Once you have read the data below, print all of it exactly.

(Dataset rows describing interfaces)
_____

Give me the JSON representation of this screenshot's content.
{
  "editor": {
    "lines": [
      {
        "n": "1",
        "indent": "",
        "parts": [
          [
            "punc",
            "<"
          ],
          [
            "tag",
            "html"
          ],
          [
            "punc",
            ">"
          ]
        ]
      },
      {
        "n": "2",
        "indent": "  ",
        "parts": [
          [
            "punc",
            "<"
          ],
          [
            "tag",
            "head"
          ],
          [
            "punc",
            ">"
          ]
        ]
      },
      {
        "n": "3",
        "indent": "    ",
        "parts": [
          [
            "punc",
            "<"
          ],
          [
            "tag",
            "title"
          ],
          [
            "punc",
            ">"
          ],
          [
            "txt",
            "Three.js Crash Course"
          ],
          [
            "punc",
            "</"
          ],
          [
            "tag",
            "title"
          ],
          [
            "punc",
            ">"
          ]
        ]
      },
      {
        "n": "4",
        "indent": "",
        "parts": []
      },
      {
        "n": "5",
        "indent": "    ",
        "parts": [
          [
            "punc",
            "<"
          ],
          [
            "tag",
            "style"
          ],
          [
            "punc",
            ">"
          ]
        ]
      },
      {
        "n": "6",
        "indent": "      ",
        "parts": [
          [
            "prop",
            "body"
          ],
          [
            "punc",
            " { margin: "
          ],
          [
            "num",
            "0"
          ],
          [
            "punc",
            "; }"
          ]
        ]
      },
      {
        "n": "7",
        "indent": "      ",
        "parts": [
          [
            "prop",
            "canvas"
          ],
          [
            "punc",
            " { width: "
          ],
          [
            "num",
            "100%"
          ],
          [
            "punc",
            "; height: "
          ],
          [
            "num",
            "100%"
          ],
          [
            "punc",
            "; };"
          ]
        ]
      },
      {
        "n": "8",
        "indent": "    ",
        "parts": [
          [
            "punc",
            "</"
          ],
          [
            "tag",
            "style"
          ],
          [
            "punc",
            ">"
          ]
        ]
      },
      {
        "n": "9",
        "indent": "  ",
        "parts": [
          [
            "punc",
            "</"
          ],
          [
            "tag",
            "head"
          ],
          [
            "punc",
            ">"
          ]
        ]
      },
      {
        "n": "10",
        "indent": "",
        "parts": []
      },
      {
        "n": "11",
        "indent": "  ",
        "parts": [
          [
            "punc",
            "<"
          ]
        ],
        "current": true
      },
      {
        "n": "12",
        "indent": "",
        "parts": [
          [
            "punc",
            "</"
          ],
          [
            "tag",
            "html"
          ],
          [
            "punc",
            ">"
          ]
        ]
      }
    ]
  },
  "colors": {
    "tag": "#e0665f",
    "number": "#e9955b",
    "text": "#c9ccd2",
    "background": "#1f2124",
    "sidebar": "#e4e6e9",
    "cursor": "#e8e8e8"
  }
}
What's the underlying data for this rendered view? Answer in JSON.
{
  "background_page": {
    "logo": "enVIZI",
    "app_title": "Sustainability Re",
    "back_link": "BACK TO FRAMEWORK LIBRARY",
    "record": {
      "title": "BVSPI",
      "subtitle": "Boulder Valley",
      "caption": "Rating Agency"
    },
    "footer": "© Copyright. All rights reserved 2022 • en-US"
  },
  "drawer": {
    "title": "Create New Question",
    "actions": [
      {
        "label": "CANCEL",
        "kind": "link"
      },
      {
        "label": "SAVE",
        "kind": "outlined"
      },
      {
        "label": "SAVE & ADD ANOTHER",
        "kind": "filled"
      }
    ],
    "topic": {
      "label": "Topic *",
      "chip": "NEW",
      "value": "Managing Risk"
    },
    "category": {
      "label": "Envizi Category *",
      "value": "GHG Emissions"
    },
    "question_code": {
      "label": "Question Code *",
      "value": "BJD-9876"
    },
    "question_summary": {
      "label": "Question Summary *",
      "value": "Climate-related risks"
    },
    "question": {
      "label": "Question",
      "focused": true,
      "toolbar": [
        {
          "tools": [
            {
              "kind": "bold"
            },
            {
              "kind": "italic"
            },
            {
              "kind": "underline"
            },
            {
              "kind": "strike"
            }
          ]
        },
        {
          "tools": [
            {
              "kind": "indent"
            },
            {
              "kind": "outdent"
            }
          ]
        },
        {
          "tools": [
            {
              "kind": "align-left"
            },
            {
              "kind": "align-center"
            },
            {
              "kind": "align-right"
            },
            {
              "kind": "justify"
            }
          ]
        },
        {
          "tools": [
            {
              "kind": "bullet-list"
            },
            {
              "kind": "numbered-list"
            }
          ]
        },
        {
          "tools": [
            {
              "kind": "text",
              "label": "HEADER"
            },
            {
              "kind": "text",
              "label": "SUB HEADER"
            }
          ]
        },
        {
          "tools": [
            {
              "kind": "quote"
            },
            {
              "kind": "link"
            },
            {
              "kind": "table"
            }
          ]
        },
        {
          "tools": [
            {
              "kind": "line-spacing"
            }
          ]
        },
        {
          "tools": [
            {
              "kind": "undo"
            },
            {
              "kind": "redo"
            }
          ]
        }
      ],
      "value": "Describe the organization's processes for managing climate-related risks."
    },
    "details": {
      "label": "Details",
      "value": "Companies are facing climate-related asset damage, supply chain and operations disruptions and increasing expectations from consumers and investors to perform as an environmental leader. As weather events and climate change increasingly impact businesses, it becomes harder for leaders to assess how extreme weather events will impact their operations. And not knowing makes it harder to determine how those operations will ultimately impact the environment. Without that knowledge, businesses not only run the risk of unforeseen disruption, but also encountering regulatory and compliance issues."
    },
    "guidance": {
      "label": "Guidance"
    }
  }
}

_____

Solution for this problem -
Give me the JSON representation of this screenshot's content.
{
  "editor": {
    "lines": [
      {
        "n": "1",
        "indent": "",
        "parts": [
          [
            "punc",
            "<"
          ],
          [
            "tag",
            "html"
          ],
          [
            "punc",
            ">"
          ]
        ]
      },
      {
        "n": "2",
        "indent": "  ",
        "parts": [
          [
            "punc",
            "<"
          ],
          [
            "tag",
            "head"
          ],
          [
            "punc",
            ">"
          ]
        ]
      },
      {
        "n": "3",
        "indent": "    ",
        "parts": [
          [
            "punc",
            "<"
          ],
          [
            "tag",
            "title"
          ],
          [
            "punc",
            ">"
          ],
          [
            "txt",
            "Three.js Crash Course"
          ],
          [
            "punc",
            "</"
          ],
          [
            "tag",
            "title"
          ],
          [
            "punc",
            ">"
          ]
        ]
      },
      {
        "n": "4",
        "indent": "",
        "parts": []
      },
      {
        "n": "5",
        "indent": "    ",
        "parts": [
          [
            "punc",
            "<"
          ],
          [
            "tag",
            "style"
          ],
          [
            "punc",
            ">"
          ]
        ]
      },
      {
        "n": "6",
        "indent": "      ",
        "parts": [
          [
            "prop",
            "body"
          ],
          [
            "punc",
            " { margin: "
          ],
          [
            "num",
            "0"
          ],
          [
            "punc",
            "; }"
          ]
        ]
      },
      {
        "n": "7",
        "indent": "      ",
        "parts": [
          [
            "prop",
            "canvas"
          ],
          [
            "punc",
            " { width: "
          ],
          [
            "num",
            "100%"
          ],
          [
            "punc",
            "; height: "
          ],
          [
            "num",
            "100%"
          ],
          [
            "punc",
            "; };"
          ]
        ]
      },
      {
        "n": "8",
        "indent": "    ",
        "parts": [
          [
            "punc",
            "</"
          ],
          [
            "tag",
            "style"
          ],
          [
            "punc",
            ">"
          ]
        ]
      },
      {
        "n": "9",
        "indent": "  ",
        "parts": [
          [
            "punc",
            "</"
          ],
          [
            "tag",
            "head"
          ],
          [
            "punc",
            ">"
          ]
        ]
      },
      {
        "n": "10",
        "indent": "",
        "parts": []
      },
      {
        "n": "11",
        "indent": "  ",
        "parts": [
          [
            "punc",
            "<"
          ]
        ],
        "current": true
      },
      {
        "n": "12",
        "indent": "",
        "parts": [
          [
            "punc",
            "</"
          ],
          [
            "tag",
            "html"
          ],
          [
            "punc",
            ">"
          ]
        ]
      }
    ]
  },
  "colors": {
    "tag": "#e0665f",
    "number": "#e9955b",
    "text": "#c9ccd2",
    "background": "#1f2124",
    "sidebar": "#e4e6e9",
    "cursor": "#e8e8e8"
  }
}
What's the underlying data for this rendered view? Answer in JSON.
{
  "background_page": {
    "logo": "enVIZI",
    "app_title": "Sustainability Re",
    "back_link": "BACK TO FRAMEWORK LIBRARY",
    "record": {
      "title": "BVSPI",
      "subtitle": "Boulder Valley",
      "caption": "Rating Agency"
    },
    "footer": "© Copyright. All rights reserved 2022 • en-US"
  },
  "drawer": {
    "title": "Create New Question",
    "actions": [
      {
        "label": "CANCEL",
        "kind": "link"
      },
      {
        "label": "SAVE",
        "kind": "outlined"
      },
      {
        "label": "SAVE & ADD ANOTHER",
        "kind": "filled"
      }
    ],
    "topic": {
      "label": "Topic *",
      "chip": "NEW",
      "value": "Managing Risk"
    },
    "category": {
      "label": "Envizi Category *",
      "value": "GHG Emissions"
    },
    "question_code": {
      "label": "Question Code *",
      "value": "BJD-9876"
    },
    "question_summary": {
      "label": "Question Summary *",
      "value": "Climate-related risks"
    },
    "question": {
      "label": "Question",
      "focused": true,
      "toolbar": [
        {
          "tools": [
            {
              "kind": "bold"
            },
            {
              "kind": "italic"
            },
            {
              "kind": "underline"
            },
            {
              "kind": "strike"
            }
          ]
        },
        {
          "tools": [
            {
              "kind": "indent"
            },
            {
              "kind": "outdent"
            }
          ]
        },
        {
          "tools": [
            {
              "kind": "align-left"
            },
            {
              "kind": "align-center"
            },
            {
              "kind": "align-right"
            },
            {
              "kind": "justify"
            }
          ]
        },
        {
          "tools": [
            {
              "kind": "bullet-list"
            },
            {
              "kind": "numbered-list"
            }
          ]
        },
        {
          "tools": [
            {
              "kind": "text",
              "label": "HEADER"
            },
            {
              "kind": "text",
              "label": "SUB HEADER"
            }
          ]
        },
        {
          "tools": [
            {
              "kind": "quote"
            },
            {
              "kind": "link"
            },
            {
              "kind": "table"
            }
          ]
        },
        {
          "tools": [
            {
              "kind": "line-spacing"
            }
          ]
        },
        {
          "tools": [
            {
              "kind": "undo"
            },
            {
              "kind": "redo"
            }
          ]
        }
      ],
      "value": "Describe the organization's processes for managing climate-related risks."
    },
    "details": {
      "label": "Details",
      "value": "Companies are facing climate-related asset damage, supply chain and operations disruptions and increasing expectations from consumers and investors to perform as an environmental leader. As weather events and climate change increasingly impact businesses, it becomes harder for leaders to assess how extreme weather events will impact their operations. And not knowing makes it harder to determine how those operations will ultimately impact the environment. Without that knowledge, businesses not only run the risk of unforeseen disruption, but also encountering regulatory and compliance issues."
    },
    "guidance": {
      "label": "Guidance"
    }
  }
}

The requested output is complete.